Yesterday in Cabinet Office questions in the Commons, the Labour Party challenged Tory ministers on their plans to trial the use of requiring ID in polling stations at the local government elections in May 2018.
The Tories announced this trial in December and claimed it was an attempt to tackle voter fraud allegations. Local authorities will be invited to apply to trial different types of identification, such as driving licenses and passports. If successful, the measure could be introduced for general elections and other polls.
While Labour supports measures to tackle electoral fraud, requiring voters to produce specific forms of photo ID risks denying millions of electors a vote. The Electoral Commission in 2016 reported that 3.5 million electors – 7.5 percent of the electorate – would have no acceptable piece of photo ID. We must not underestimate the significance of this.

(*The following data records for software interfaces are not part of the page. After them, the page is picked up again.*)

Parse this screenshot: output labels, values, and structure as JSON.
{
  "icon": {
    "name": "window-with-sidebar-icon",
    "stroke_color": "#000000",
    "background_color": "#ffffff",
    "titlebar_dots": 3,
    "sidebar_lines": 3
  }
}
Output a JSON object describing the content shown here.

By introducing strict identification laws, there is a risk of disenfranchising disadvantaged and vulnerable groups, those already most excluded from the political process. Academics in the US have evaluated the impact of requiring voter ID on turnout, and have established that it depresses turnout particularly amongst poorer groups. In the case of the UK, this will also mean that young people and certain ethnic minority groups will vote less as a consequence.
There is also no evidence to suggest that electoral fraud is widespread in the UK. A total of 665 cases of alleged voter fraud and complaints about elections last year, out of a total of 51.4 million votes cast in all electoral contests in that period. That is only 1 case for every 77,000 votes cast, and of the 665 cases, only 130 related to voting offences!

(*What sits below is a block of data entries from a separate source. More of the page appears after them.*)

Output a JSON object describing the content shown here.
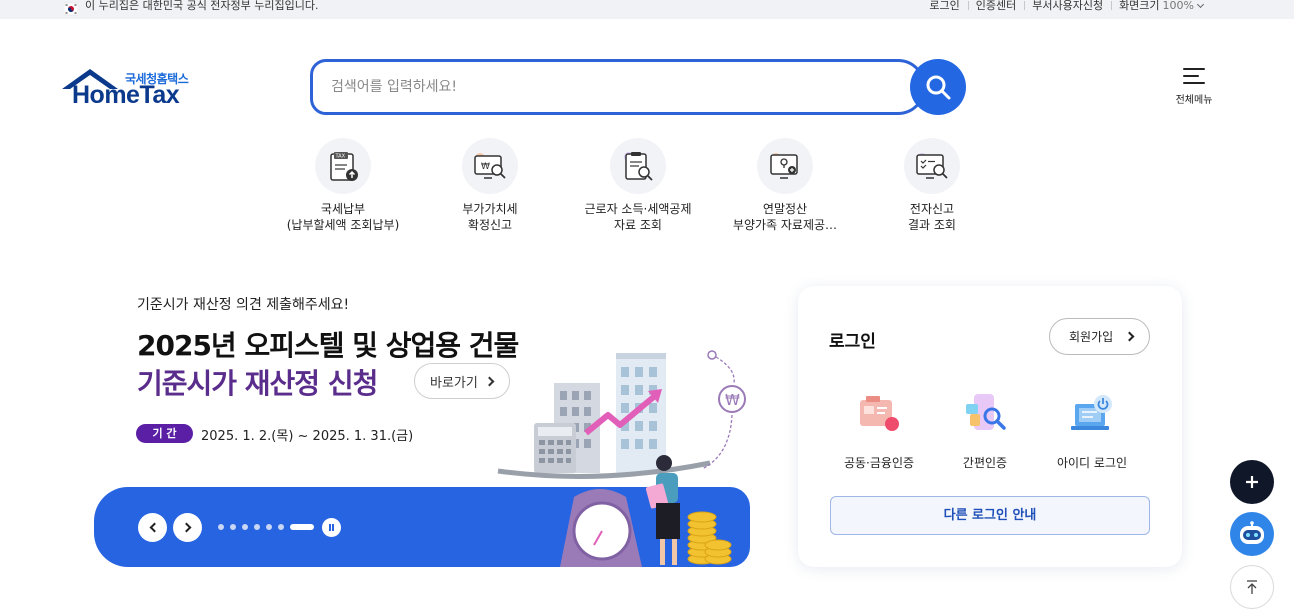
{
  "govbar": {
    "notice": "이 누리집은 대한민국 공식 전자정부 누리집입니다."
  },
  "utility": {
    "login": "로그인",
    "cert_center": "인증센터",
    "dept_user": "부서사용자신청",
    "zoom_label": "화면크기",
    "zoom_value": "100%"
  },
  "logo": {
    "kr": "국세청홈택스",
    "en": "HomeTax"
  },
  "search": {
    "placeholder": "검색어를 입력하세요!",
    "value": ""
  },
  "all_menu": {
    "label": "전체메뉴"
  },
  "quick_menu": [
    {
      "line1": "국세납부",
      "line2": "(납부할세액 조회납부)",
      "icon": "tax-payment-icon"
    },
    {
      "line1": "부가가치세",
      "line2": "확정신고",
      "icon": "vat-report-icon"
    },
    {
      "line1": "근로자 소득·세액공제",
      "line2": "자료 조회",
      "icon": "deduction-search-icon"
    },
    {
      "line1": "연말정산",
      "line2": "부양가족 자료제공…",
      "icon": "year-end-icon"
    },
    {
      "line1": "전자신고",
      "line2": "결과 조회",
      "icon": "e-report-result-icon"
    }
  ],
  "banner": {
    "subtitle": "기준시가 재산정 의견 제출해주세요!",
    "title_line1": "2025년 오피스텔 및 상업용 건물",
    "title_line2": "기준시가 재산정 신청",
    "go_label": "바로가기",
    "period_label": "기 간",
    "period_text": "2025. 1. 2.(목) ~ 2025. 1. 31.(금)",
    "slide_count": 7,
    "active_slide": 7
  },
  "login": {
    "title": "로그인",
    "join_label": "회원가입",
    "options": [
      {
        "label": "공동·금융인증",
        "icon": "certificate-icon"
      },
      {
        "label": "간편인증",
        "icon": "simple-auth-icon"
      },
      {
        "label": "아이디 로그인",
        "icon": "id-login-icon"
      }
    ],
    "other_label": "다른 로그인 안내"
  },
  "colors": {
    "brand_blue": "#2764e2",
    "banner_purple": "#5a2c8c",
    "navy": "#0b3a8c"
  }
}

When questioned on this, Chris Skidmore, minister for the constitution, admitted that voter fraud was not a significant issue. The minister argued that the trials were more about tackling the perception of electoral fraud and installing confidence in our electoral system. However, according to new research from the Electoral Commission, voters do have faith in democracy; 73 per cent of people interviewed believe voting is currently safe from fraud and abuse, and just eight per cent say that they believe electoral fraud is very common where they live.
The Electoral Reform Society dismissed the voter ID trails as “a sledgehammer to crack a nut” and urged the government to think very carefully before introducing barriers to voting. Local Authorities have also started to challenge the Government.
On January 26, Blackburn with Darwen Council passed a motion in opposition. According to the council, the changes represented an “unnecessary attack upon the democratic rights” of their constituents and the changes will require “expensive bureaucracy” and present “serious operational problems for polling clerks”. Pendle Council has also called for a re-think on government proposals and Burnley Council is currently considering putting forward a similar motion.
The government should be doing all it can to encourage lawful voting and ensure a high turnout. Would it not be better for the government to pilot projects designed to increase participation, rather than putting up further barriers to democracy?
Now is the time to do this. People have become increasingly politicised since the EU referendum. Britons turned out in huge numbers to vote on their future in the European Union, with 72.2 per cent of registered voters casting their ballots in the referendum. Contrary to common belief, the youth turnout in the EU referendum was as high as 64 per cent, an increase of 20 per cent from the general election.
We must build on this enthusiasm and encourage greater participation in the political process. As Labour’s shadow minister for voter engagement and youth affairs, I plan to challenge this policy and protect the interests of disadvantaged and vulnerable groups of genuine electors.
Cat Smith is Labour MP for Lancaster and Fleetwood and shadow minister for voter engagement and youth affairs.